Family of 16yr old victim of British army bring HET to Court

Statement by the family of 16 year-old Gerard Gibson who was killed by the British army on July 11th 1972 concerning application to the High Court seeking leave by way of Judicial Review to challenge the PSNI’s Historical Enquiries Team (HET) on their failure to effectively and independently examine Gerard’s killing. Relatives for Justice is supporting the Gibson family.


Margaret Gibson, sister of Gerard said; ‘We engaged with the HET in good faith regarding Gerard’s killing. In all of the HET literature they state about putting families at the heart of their process. We can honestly say that our family was never at the heart of the HET process, it was quite the opposite.


The HET refused to trace and interview key witnesses. Our family then traced these witnesses, spoke to them and asked them to cooperate with the HET. All witnesses had a clear recollection of Gerard’s killing and were willing to assist and still the HET refused to speak to them.


‘They even refused to trace and interview the soldiers who shot Gerard. This is completely unacceptable.

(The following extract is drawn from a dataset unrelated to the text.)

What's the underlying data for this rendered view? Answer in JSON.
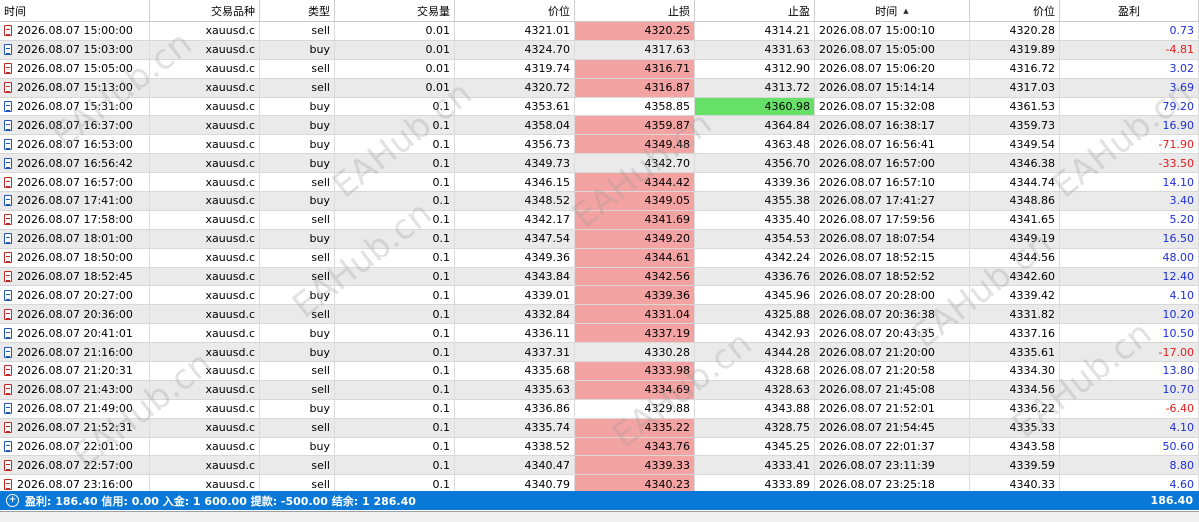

‘At the time of Gerard’s killing the RUC failed to conduct an investigation adding insult to injury when they falsely stated that Gerard was armed, and that he had died as a result of this gun exploding. All witnesses contest that allegation and the British army has said that they shot Gerard. Further the HET, in keeping with the RUC version, has refused to disclose the ballistic evidence.


‘It was only on conclusion of the HET report, and after pressing them, that it was then disclosed to us that the person tasked with examining Gerard’s killing was himself a former RUC officer. Had we have known this from the outset we would have objected in the strongest possible way.


Margaret continued; ‘Personally we were treated with contempt during the HET process.


RFJ Director Mark Thompson added:

‘The HET is a fundamentally flawed process overall and not least on the point of independence, which is an essential principle especially when concerning killings carried out by the British army.


‘The killing of Gerard Gibson demonstrates that failing and is symptomatic of the wider problem that lies at the core of the HET process, which is an inability to function impartially on controversial killings carried out by the state. The situation remains that the state is investigating itself and this is unacceptable.


‘This case is not an isolated incident and the issues at the heart of the Gibson case also affect all killings carried out by the British army and examined by the HET.


‘There has yet to be a British soldier held to account for a killing despite the HET examining hundreds of cases and where the evidence clearly indicates that people were deliberately shot dead.’ ENDS